If Hawke’s Bay companies want to compete in the global market place, collaborating with other like-minded players can offer advantages of increased scale and efficiencies, and more powerful marketing, resulting in added value to a business proposition.

Alasdair McLeod, Export NZ advisory board chairman has a wealth of experience working on national collaborative efforts, across the horticulture and agriculture industries and most recently the red meat sector.

Reviews of all these structures had encouraged companies to align themselves in order to compete more effectively on a global scale.

Speaking at a recent Export NZ seminar in Hastings, Mr Mcleod said collaborating wasn’t a silver bullet, however it could deliver success if companies had shared vision and “really clear drivers.”

“Collaboration requires shared commitment, a shared long term view and a clear exit strategy.”

Companies that could “get on” together were the most successful, he said.

Wine marketing and sales expert Michael Henley was involved in the establishment of the Family of Twelve, a collaborative marketing venture between 12 New Zealand family-owned wine companies and structured because of the nature of wine, being distributed in cases of 12 bottles.

Formed in 2002, the Family of Twelve remains committed to its goal of establishing credentials for the New Zealand wine industry as a premium producer in a global market.

Marketing initiatives include inviting wine writers and key influencers to New Zealand, to join a Family of Twelve wine tour, taking in all New Zealand’s wine regions and sharing the back stories behind the wines.

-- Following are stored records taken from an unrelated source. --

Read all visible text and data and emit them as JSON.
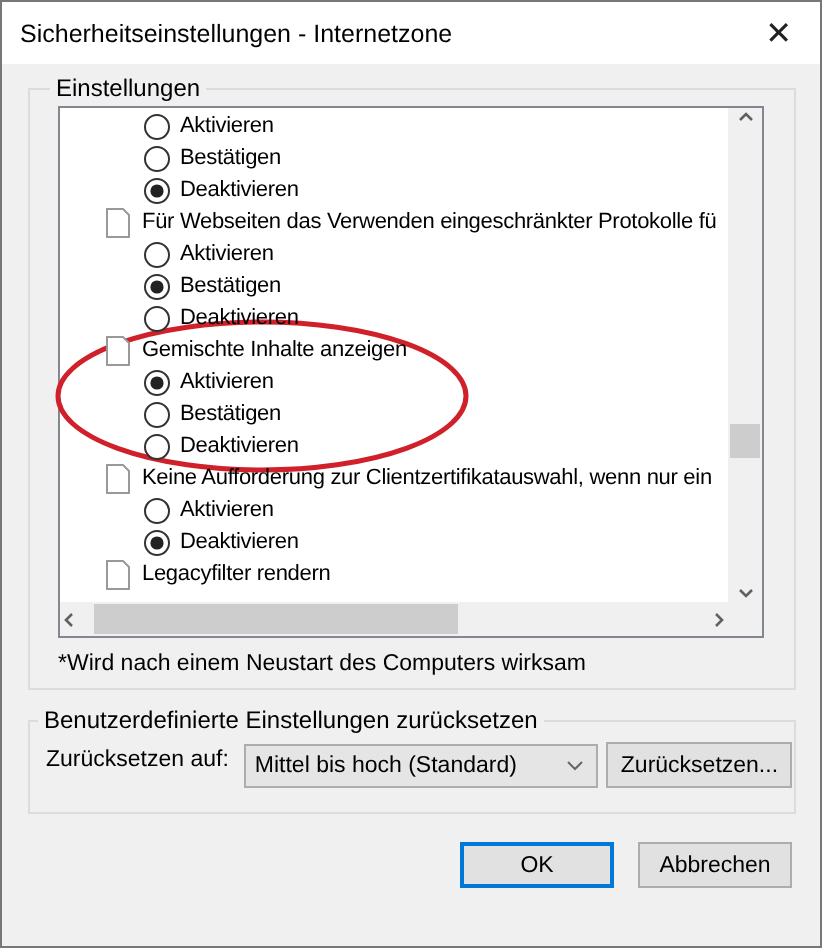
{
  "window": {
    "title": "Sicherheitseinstellungen - Internetzone",
    "close": "✕"
  },
  "settings_group": {
    "title": "Einstellungen",
    "items": [
      {
        "kind": "radio",
        "label": "Aktivieren",
        "selected": false
      },
      {
        "kind": "radio",
        "label": "Bestätigen",
        "selected": false
      },
      {
        "kind": "radio",
        "label": "Deaktivieren",
        "selected": true
      },
      {
        "kind": "setting",
        "label": "Für Webseiten das Verwenden eingeschränkter Protokolle fü"
      },
      {
        "kind": "radio",
        "label": "Aktivieren",
        "selected": false
      },
      {
        "kind": "radio",
        "label": "Bestätigen",
        "selected": true
      },
      {
        "kind": "radio",
        "label": "Deaktivieren",
        "selected": false
      },
      {
        "kind": "setting",
        "label": "Gemischte Inhalte anzeigen"
      },
      {
        "kind": "radio",
        "label": "Aktivieren",
        "selected": true
      },
      {
        "kind": "radio",
        "label": "Bestätigen",
        "selected": false
      },
      {
        "kind": "radio",
        "label": "Deaktivieren",
        "selected": false
      },
      {
        "kind": "setting",
        "label": "Keine Aufforderung zur Clientzertifikatauswahl, wenn nur ein"
      },
      {
        "kind": "radio",
        "label": "Aktivieren",
        "selected": false
      },
      {
        "kind": "radio",
        "label": "Deaktivieren",
        "selected": true
      },
      {
        "kind": "setting",
        "label": "Legacyfilter rendern"
      }
    ],
    "note": "*Wird nach einem Neustart des Computers wirksam"
  },
  "reset_group": {
    "title": "Benutzerdefinierte Einstellungen zurücksetzen",
    "label": "Zurücksetzen auf:",
    "dropdown_value": "Mittel bis hoch (Standard)",
    "button": "Zurücksetzen..."
  },
  "buttons": [
    {
      "label": "OK",
      "default": true
    },
    {
      "label": "Abbrechen",
      "default": false
    }
  ]
}
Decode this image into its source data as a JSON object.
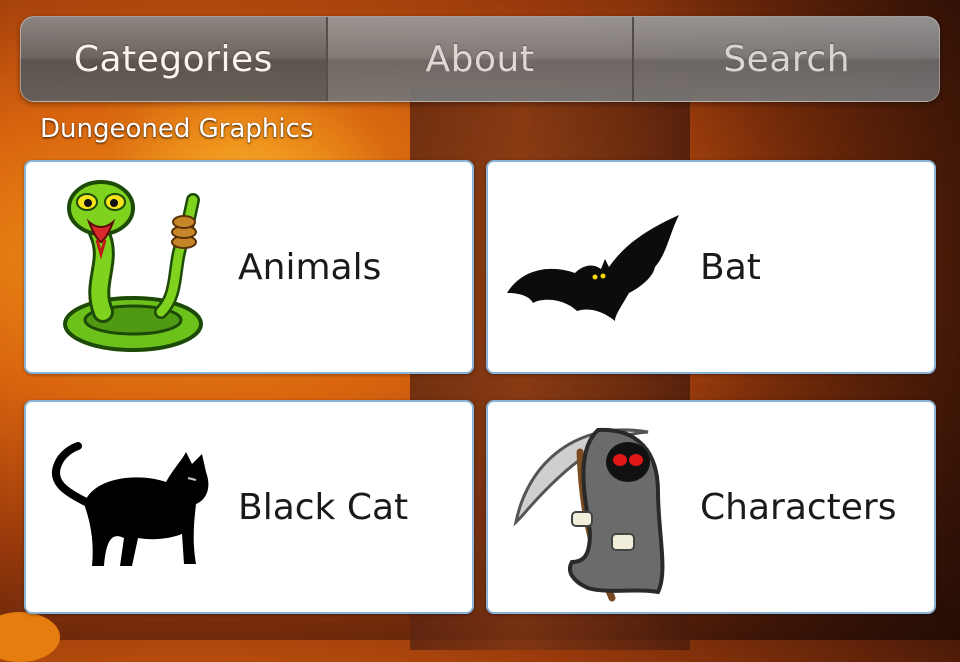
{
  "tabs": [
    {
      "label": "Categories",
      "active": true
    },
    {
      "label": "About",
      "active": false
    },
    {
      "label": "Search",
      "active": false
    }
  ],
  "section_title": "Dungeoned Graphics",
  "categories": [
    {
      "label": "Animals",
      "icon": "snake-icon"
    },
    {
      "label": "Bat",
      "icon": "bat-icon"
    },
    {
      "label": "Black Cat",
      "icon": "black-cat-icon"
    },
    {
      "label": "Characters",
      "icon": "grim-reaper-icon"
    }
  ],
  "colors": {
    "card_border": "#8bb3d8",
    "tab_active": "#5e5e5e",
    "tab_inactive": "#7e7e7e"
  }
}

The costs are split between the 12 companies.

“It’s proved to be an attractive option for people wanting to discover more about New Zealand wines and it gives all 12 wineries a chance to share their back stories and the characters behind the wines,” Mr Henley said.

Hawke’s Bay wine industry stalwart Mal McLennan (Mai Mai Creek) had no international marketing or sales experience when he decided to take the leap into exporting, six years ago.

“Doing some research into the US and UK market at the time, I found that distributors weren’t interested in taking on another small winery from Hawke’s Bay, and simply “having a story” wasn’t enough either, because all New Zealand wines have a story and they are all generally smart wines, so we needed more than that.”

The answer was a collaboration of five like-minded wineries, selling wine into the US, with one distributor. The market is one of the toughest in the world to crack, with different compliance in each state and a market more attuned to Italian pinot grigio than Kiwi sav’ blanc.

Despite the challenges, the group (Pacific Prime Wines) is now selling a container a month into the States.

More recently, Mr McLennan has joined forces with a marketing savvy Chinese national living in Auckland, to get access into the China market.

“China has meant a new business model for us (Trisan) but that’s because it’s a very different market. There are plenty of traders, but few experts and the Chinese like to finish deals in Mandarin.”

The demand from China for more New Zealand products is leading to further clustering for Trisan with other companies including honey, sheepskins and olive oil coming on board.

Building efficiencies within our global connections is the key driver for freight management partnership Kotahi.

The company’s two main stakeholders are Fonterra and Silver Fern Farms, with wool, apples, seafood and timber being smaller partners. The long term goal is to set a platform, to build New Zealand’s competitive advantage into the next century.

“New Zealand is the most remote, developed country in the world, relative to international markets - we need to be more effective in the way we move freight to and from these markets, if we want to compete,” says logistics specialist and Kotahi CEO Chris Greenhough.

“We are aiming to make handling as efficient as possible, we want to see full trucks and trains and scaled coastal services, sustainable port models and well utilised larger vessels which will bring the costs down for the individual businesses.”

Launched in 2011, Kotahi is a relatively new operation but the benefits for local exporters are already being seen. Direct to Europe container services are now leaving Napier on a weekly basis, rather than fortnightly as a direct result of Kotahi’s freight management.

Collaboration in the apple sector between six companies has recently resulted in the launch of new brand “Smitten”.

Johnny Appleseed general manager Paul Paynter said while he had been involved with two “roaring success stories” the apple industry provided different obstacles for companies wanting to collaborate, with competitive strategies sometimes out of alignment.

“Compatibility is crucial and beware of one way traffic people – the need to win an argument every time is not good for collaborative relationships.”